### Task material
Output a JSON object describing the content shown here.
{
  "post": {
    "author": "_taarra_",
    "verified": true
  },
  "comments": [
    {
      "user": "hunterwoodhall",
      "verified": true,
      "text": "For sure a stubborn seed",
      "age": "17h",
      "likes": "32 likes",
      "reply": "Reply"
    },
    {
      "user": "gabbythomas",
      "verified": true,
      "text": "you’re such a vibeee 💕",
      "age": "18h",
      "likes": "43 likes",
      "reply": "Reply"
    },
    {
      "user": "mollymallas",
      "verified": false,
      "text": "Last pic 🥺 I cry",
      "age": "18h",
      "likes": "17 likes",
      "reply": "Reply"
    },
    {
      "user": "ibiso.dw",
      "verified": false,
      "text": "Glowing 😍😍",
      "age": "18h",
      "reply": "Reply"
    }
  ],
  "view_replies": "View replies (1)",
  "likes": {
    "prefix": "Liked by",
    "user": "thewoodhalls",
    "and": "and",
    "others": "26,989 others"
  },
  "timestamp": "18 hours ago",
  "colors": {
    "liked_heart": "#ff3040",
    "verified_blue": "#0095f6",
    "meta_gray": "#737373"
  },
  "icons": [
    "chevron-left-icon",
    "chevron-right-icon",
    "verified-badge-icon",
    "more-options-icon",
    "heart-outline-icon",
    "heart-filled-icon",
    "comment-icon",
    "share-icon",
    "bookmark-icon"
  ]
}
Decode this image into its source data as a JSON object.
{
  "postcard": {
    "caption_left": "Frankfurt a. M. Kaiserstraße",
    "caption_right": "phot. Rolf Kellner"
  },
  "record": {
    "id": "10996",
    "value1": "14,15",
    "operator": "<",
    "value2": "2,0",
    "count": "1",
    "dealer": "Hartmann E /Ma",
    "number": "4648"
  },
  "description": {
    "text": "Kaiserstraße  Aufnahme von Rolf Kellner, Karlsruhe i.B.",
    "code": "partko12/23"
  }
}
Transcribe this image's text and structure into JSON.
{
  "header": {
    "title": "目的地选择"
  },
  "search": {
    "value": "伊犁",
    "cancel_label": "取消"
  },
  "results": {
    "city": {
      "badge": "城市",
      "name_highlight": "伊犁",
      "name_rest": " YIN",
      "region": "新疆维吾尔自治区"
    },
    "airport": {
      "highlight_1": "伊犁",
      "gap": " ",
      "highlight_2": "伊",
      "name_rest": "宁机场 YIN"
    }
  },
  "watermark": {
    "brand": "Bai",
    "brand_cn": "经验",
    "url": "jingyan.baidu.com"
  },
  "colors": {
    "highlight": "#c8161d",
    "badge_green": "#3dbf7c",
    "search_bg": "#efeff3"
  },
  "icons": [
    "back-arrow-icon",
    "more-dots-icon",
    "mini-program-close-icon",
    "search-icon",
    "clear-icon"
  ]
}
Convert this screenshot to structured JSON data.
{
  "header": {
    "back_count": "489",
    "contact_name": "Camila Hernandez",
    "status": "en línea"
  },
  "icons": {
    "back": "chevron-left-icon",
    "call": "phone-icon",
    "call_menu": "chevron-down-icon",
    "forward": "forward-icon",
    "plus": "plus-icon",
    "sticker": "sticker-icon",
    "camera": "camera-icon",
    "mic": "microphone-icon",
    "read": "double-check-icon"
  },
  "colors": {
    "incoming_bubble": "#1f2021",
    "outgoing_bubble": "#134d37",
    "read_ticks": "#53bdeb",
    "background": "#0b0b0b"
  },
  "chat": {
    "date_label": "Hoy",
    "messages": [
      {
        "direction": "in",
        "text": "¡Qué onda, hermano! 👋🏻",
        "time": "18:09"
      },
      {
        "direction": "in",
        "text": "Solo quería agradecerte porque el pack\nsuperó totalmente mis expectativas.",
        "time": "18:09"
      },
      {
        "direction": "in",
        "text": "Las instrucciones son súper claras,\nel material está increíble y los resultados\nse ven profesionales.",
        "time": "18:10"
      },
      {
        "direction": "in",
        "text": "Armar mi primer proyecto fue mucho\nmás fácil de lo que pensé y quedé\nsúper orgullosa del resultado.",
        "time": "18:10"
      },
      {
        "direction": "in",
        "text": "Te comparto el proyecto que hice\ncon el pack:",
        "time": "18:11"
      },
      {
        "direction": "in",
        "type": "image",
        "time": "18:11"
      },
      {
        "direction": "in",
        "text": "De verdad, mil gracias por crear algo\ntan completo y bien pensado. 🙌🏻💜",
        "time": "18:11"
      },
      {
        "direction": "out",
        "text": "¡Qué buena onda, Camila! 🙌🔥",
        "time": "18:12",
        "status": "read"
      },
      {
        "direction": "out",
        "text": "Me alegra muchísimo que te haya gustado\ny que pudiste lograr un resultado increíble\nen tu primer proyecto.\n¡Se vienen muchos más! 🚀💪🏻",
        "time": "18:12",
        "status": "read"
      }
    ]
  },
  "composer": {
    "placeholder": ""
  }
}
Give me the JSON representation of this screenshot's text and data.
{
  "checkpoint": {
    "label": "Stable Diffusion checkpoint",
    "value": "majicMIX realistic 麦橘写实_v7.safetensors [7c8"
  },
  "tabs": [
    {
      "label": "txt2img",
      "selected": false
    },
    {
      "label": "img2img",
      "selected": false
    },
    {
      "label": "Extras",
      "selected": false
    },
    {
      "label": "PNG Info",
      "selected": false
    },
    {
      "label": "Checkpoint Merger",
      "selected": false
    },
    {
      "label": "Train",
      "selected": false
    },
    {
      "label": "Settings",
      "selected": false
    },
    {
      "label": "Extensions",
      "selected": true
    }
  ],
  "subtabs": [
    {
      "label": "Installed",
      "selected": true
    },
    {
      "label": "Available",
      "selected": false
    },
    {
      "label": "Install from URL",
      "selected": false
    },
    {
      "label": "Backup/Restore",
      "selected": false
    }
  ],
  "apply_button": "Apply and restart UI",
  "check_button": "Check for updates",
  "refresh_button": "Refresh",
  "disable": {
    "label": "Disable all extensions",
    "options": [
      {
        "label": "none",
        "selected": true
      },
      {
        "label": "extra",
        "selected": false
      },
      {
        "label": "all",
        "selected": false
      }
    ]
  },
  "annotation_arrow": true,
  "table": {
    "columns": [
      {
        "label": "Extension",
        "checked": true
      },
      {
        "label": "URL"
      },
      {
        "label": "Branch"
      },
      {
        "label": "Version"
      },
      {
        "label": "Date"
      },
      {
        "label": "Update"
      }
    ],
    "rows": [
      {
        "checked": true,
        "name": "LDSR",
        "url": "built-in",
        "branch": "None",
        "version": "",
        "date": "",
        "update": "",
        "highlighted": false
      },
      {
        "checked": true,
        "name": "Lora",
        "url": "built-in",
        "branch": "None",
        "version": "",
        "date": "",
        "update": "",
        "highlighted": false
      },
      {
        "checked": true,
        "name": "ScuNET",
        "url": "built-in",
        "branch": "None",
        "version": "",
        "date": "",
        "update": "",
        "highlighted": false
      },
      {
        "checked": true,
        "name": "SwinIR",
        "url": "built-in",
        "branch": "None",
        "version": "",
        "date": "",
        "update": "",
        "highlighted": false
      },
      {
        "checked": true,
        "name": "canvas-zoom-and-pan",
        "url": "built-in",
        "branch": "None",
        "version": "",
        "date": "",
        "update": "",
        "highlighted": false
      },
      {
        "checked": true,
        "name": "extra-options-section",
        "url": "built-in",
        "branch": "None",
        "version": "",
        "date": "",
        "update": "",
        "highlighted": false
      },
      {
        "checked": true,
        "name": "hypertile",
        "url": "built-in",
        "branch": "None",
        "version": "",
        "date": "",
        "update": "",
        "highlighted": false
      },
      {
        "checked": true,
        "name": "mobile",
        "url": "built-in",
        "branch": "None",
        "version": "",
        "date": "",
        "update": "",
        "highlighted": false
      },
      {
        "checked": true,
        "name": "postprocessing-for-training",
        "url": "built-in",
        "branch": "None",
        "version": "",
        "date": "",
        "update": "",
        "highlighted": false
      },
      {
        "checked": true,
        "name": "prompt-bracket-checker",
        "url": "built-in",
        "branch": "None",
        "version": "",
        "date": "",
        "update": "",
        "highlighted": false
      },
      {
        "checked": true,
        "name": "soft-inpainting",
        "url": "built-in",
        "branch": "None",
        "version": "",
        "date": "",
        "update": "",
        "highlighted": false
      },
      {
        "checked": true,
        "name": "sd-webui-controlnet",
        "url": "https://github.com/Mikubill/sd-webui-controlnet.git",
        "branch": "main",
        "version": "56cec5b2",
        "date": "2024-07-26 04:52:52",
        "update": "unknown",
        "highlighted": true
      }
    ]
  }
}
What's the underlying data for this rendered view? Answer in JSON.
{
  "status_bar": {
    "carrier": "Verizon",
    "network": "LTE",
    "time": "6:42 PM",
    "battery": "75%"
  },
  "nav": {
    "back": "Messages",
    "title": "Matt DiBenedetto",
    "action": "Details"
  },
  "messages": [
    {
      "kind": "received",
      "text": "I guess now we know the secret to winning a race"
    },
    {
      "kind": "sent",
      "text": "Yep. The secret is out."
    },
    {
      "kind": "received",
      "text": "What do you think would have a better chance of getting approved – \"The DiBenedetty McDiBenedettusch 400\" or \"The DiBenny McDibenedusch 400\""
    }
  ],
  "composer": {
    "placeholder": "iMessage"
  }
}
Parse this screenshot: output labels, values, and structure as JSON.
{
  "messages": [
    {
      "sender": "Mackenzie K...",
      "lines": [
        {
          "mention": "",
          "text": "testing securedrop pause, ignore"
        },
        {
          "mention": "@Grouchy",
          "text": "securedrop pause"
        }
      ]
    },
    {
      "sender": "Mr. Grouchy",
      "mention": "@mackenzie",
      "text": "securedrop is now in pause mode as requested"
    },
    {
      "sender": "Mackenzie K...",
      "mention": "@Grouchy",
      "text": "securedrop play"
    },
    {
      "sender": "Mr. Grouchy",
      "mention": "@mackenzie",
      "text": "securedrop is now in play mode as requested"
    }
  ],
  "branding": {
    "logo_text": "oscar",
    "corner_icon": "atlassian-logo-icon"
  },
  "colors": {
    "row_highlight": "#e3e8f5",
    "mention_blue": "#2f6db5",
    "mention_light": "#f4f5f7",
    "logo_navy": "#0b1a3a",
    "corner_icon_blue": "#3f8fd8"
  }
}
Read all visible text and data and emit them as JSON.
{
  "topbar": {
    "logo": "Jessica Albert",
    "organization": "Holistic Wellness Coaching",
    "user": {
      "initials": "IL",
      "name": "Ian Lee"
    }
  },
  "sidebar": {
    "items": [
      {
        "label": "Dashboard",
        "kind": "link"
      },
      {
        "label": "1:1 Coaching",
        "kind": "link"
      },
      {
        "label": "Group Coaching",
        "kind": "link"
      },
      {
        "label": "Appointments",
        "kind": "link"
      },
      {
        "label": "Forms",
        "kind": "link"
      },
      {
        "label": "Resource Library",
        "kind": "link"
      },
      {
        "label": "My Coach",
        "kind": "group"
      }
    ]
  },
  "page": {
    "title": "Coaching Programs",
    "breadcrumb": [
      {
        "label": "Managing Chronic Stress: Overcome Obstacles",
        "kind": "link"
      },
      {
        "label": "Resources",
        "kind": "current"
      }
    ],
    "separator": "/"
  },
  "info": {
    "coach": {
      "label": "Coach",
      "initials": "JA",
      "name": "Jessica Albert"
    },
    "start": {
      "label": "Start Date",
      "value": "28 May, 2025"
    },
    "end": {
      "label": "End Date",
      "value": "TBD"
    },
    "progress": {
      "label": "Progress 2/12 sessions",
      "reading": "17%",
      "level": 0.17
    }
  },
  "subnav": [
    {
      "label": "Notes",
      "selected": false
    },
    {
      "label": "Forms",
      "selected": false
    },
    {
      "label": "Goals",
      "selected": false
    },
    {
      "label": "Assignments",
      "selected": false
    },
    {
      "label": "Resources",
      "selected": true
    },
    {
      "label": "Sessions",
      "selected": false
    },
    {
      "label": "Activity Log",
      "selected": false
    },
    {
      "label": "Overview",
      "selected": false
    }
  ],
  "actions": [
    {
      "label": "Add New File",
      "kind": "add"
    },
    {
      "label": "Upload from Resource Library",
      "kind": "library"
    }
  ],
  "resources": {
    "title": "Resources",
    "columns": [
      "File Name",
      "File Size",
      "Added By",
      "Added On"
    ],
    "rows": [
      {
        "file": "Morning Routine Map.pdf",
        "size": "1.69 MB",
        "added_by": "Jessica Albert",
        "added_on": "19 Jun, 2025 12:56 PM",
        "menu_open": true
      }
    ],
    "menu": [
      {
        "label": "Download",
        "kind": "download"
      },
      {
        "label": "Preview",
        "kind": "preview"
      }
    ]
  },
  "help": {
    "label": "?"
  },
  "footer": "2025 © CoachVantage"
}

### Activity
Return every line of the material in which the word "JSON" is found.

### Exercise answer
Output a JSON object describing the content shown here.
Decode this image into its source data as a JSON object.
Transcribe this image's text and structure into JSON.
Convert this screenshot to structured JSON data.
Give me the JSON representation of this screenshot's text and data.
What's the underlying data for this rendered view? Answer in JSON.
Parse this screenshot: output labels, values, and structure as JSON.
Read all visible text and data and emit them as JSON.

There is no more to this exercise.